UN Human Rights Committee challenges Ireland on Travellers’ ethnic status

Irish delegation also asked how it will protect non-Christian children in State-funded schools

“Travellers continue to suffer significant challenges in terms of appropriate housing . . . they have shorter life expectancy, high infant mortality and, particularly troubling, a high rate of suicide”. Photograph: Chris Radburn/PA Wire

“Travellers continue to suffer significant challenges in terms of appropriate housing . . . they have shorter life expectancy, high infant mortality and, particularly troubling, a high rate of suicide”. Photograph: Chris Radburn/PA Wire

 

Ireland’s continued denial of Travellers’ ethnic-minority status and the lack of non-denominational schools were challenged by the UN Committee on Human Rights yesterday.

Committee member Victor Manuel Rodriguez-Rescia, from Costa Rica, told the Irish delegation that the committee recognised Irish Travellers as an ethnic minority. “The committee requests the State to take steps to see to it that this group is recognised as an ethnic group. This is not a new request,” he said, pointing out it had also been sought by at least four other international human rights committees.

“Why has this not been done?” asked Mr Rodriguez-Rescia. “Travellers continue to suffer significant challenges in terms of appropriate housing . . . they have shorter life expectancy, high infant mortality and, particularly troubling, a high rate of suicide. All of these suggest the State should take strong, affirmative actions to support this minority group.”
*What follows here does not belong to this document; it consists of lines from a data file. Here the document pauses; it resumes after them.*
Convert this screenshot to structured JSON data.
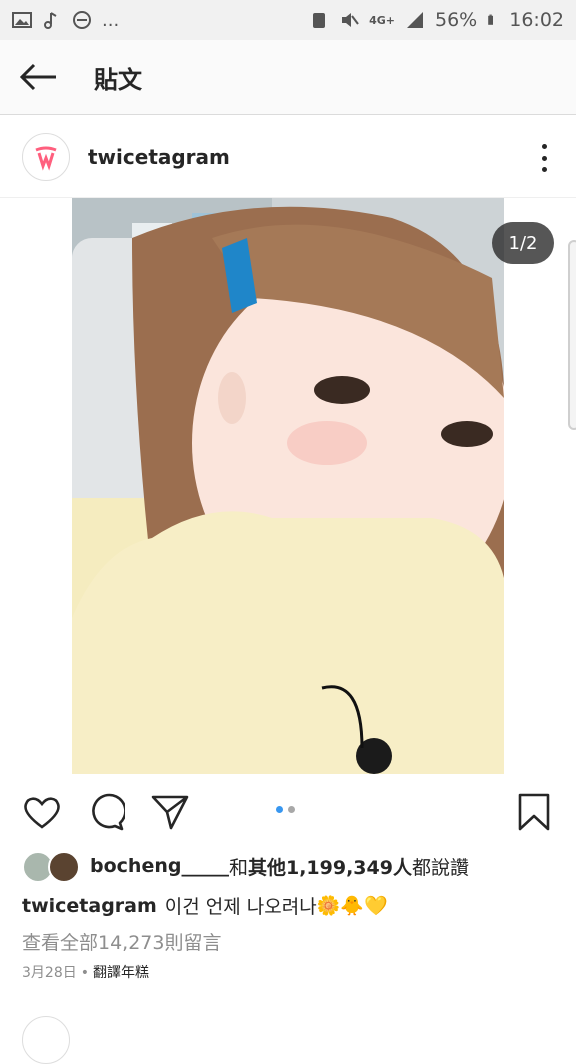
{
  "status_bar": {
    "left_icons": [
      "image-icon",
      "music-note-icon",
      "do-not-disturb-icon"
    ],
    "ellipsis": "...",
    "network": "4G+",
    "battery": "56%",
    "time": "16:02"
  },
  "app_bar": {
    "title": "貼文"
  },
  "post": {
    "username": "twicetagram",
    "image_counter": "1/2",
    "carousel": {
      "count": 2,
      "active_index": 0
    }
  },
  "likes": {
    "user": "bocheng_____",
    "connector": "和",
    "others": "其他1,199,349人",
    "suffix": "都說讚"
  },
  "caption": {
    "username": "twicetagram",
    "text": "이건 언제 나오려나",
    "emojis": "🌼🐥💛"
  },
  "view_comments": "查看全部14,273則留言",
  "date": "3月28日",
  "separator": "•",
  "translate": "翻譯年糕",
  "colors": {
    "accent_blue": "#3897f0",
    "text": "#262626",
    "muted": "#8e8e8e",
    "brand_red": "#ff5f7e"
  }
}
The Irish delegation said consideration was still being given to this issue and stressed: “Travellers have the same civil and political rights as all Irish citizens” and “Travellers have the protection of all equality legislation as a protected group.”

Reform school system

It was encouraging that the Government acknowledged the need to reform the school system but the committee was concerned about the pace of change.

He asked Ireland to explain “what would be the fate of children of parents” with no religion and “not offered non-denominational education”.

Layla de Cogan Chin of the Department of Justice, said there was no obstacle to the establishment of non-denominational schools if there was sufficient demand. She said no child had to remain in class for religious instruction.